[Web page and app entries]
* * *

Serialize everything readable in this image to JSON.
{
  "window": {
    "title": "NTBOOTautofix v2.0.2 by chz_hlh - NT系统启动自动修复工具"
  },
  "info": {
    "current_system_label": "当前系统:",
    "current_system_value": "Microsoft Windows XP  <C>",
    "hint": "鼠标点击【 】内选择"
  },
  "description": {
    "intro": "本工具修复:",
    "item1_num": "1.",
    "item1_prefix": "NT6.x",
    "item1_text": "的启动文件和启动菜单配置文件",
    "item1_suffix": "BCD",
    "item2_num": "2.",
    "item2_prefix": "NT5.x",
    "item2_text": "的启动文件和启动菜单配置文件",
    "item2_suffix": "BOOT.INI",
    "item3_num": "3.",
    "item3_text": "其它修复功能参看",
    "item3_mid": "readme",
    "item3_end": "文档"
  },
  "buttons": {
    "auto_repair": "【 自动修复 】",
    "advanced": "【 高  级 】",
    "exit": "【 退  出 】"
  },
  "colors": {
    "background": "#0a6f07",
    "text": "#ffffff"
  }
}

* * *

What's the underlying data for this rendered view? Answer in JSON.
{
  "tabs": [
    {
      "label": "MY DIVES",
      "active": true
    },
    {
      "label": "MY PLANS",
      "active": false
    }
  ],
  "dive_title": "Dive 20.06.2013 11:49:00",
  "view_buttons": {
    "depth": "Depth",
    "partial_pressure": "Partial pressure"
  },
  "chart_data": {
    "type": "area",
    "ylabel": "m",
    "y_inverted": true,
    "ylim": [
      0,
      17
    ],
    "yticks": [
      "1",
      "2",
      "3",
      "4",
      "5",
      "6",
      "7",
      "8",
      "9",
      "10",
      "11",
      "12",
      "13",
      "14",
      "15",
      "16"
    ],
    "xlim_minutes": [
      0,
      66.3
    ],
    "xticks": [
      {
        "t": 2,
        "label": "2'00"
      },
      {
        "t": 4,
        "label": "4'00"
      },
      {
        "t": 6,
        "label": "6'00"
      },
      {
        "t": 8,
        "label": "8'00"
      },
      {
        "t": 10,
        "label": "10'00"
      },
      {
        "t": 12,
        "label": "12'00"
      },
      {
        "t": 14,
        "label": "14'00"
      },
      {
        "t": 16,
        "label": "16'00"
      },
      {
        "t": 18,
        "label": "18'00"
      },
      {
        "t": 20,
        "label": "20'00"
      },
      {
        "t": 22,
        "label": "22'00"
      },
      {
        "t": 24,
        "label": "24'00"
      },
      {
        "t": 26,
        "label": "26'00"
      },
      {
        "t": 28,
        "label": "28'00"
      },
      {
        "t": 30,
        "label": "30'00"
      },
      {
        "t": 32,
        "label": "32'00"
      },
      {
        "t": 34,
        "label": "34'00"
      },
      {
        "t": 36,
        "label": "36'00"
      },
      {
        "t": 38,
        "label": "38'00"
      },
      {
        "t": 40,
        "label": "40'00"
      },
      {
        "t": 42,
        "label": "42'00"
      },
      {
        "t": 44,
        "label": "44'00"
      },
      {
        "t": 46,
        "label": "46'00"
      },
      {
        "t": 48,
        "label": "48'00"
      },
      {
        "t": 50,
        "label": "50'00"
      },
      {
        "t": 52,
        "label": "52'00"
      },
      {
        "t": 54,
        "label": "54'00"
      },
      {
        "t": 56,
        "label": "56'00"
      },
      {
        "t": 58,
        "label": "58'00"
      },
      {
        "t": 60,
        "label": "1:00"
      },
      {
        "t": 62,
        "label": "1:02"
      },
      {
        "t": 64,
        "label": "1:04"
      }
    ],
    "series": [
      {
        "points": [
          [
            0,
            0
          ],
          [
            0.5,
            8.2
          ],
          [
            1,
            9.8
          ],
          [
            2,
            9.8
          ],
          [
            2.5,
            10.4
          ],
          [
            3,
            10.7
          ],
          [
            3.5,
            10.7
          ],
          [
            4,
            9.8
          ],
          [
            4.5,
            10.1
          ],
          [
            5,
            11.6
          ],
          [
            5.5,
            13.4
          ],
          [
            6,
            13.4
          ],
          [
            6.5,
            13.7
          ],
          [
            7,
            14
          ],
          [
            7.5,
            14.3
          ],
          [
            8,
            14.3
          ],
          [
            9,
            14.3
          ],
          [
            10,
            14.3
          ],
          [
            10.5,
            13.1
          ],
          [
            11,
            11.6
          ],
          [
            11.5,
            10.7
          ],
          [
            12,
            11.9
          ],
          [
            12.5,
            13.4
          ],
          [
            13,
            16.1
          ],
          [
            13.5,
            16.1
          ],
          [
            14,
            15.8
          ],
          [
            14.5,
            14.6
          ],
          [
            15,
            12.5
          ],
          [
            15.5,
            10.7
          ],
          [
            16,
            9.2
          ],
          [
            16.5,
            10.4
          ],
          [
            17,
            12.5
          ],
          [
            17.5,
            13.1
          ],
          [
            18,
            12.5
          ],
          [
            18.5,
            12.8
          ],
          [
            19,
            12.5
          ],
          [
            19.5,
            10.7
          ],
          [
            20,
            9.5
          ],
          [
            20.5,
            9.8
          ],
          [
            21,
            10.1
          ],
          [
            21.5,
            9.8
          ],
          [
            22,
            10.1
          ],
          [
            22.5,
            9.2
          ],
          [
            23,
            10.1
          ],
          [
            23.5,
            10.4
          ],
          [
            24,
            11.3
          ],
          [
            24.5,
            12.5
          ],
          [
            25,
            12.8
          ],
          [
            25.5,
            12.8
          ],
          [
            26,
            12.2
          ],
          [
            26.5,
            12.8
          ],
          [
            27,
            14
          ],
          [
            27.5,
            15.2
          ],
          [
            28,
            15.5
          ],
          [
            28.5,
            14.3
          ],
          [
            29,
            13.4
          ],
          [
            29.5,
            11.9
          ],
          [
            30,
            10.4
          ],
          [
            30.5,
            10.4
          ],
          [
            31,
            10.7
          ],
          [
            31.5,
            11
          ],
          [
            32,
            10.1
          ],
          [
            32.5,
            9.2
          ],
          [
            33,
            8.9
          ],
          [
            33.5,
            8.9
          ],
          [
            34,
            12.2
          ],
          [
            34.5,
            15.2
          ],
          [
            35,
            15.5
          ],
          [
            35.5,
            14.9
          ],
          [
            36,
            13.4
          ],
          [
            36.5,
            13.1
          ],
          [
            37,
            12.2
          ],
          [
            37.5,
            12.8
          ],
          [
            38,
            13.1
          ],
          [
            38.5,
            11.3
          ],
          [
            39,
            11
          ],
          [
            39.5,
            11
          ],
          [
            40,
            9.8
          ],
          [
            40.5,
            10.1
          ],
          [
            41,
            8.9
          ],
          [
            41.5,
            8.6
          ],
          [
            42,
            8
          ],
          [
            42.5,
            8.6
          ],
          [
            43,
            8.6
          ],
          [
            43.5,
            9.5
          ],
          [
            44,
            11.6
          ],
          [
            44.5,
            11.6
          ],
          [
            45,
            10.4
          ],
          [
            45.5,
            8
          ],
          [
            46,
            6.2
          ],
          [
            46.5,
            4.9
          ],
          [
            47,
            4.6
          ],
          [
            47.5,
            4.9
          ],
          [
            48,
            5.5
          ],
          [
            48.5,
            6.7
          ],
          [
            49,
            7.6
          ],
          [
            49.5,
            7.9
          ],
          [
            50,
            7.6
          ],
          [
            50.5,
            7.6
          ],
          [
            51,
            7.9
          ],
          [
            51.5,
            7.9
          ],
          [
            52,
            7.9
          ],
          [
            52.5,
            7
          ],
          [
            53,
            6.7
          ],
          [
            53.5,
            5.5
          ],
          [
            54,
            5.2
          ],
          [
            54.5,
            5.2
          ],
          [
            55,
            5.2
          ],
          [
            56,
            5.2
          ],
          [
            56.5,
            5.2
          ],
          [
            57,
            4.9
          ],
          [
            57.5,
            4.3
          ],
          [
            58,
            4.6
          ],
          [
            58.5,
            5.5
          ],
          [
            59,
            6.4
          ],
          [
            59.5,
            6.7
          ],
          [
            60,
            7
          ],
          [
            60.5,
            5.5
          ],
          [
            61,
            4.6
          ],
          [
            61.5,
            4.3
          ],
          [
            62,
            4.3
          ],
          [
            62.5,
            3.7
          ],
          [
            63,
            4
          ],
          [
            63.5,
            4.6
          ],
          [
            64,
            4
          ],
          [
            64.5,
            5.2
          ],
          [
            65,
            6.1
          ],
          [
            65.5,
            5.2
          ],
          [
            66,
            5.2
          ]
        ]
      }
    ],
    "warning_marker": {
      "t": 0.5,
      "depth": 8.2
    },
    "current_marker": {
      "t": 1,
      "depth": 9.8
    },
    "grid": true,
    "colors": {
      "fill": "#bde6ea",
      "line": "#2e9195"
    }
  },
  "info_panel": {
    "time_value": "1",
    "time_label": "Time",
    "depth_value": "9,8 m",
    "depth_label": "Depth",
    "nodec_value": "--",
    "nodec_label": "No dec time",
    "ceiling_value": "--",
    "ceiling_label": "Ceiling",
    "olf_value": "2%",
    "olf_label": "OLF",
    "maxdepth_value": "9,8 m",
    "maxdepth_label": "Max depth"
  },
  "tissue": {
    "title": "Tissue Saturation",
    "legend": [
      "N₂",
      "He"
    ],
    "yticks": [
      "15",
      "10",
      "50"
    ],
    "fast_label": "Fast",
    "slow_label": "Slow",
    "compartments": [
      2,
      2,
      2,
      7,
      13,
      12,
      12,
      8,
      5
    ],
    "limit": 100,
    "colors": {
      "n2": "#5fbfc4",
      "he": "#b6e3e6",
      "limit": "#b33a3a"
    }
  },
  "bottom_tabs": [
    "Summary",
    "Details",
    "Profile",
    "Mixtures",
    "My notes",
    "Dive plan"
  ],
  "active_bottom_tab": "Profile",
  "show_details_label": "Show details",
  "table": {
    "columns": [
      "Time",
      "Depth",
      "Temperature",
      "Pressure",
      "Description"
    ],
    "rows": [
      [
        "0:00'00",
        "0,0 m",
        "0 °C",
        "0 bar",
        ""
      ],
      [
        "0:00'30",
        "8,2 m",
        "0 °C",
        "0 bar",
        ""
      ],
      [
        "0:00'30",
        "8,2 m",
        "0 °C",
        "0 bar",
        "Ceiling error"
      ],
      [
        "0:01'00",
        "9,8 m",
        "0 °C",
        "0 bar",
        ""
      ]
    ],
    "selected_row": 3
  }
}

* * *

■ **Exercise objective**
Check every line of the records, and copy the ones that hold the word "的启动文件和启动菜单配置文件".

■ **Answer box**
    "item1_text": "的启动文件和启动菜单配置文件",
    "item2_text": "的启动文件和启动菜单配置文件",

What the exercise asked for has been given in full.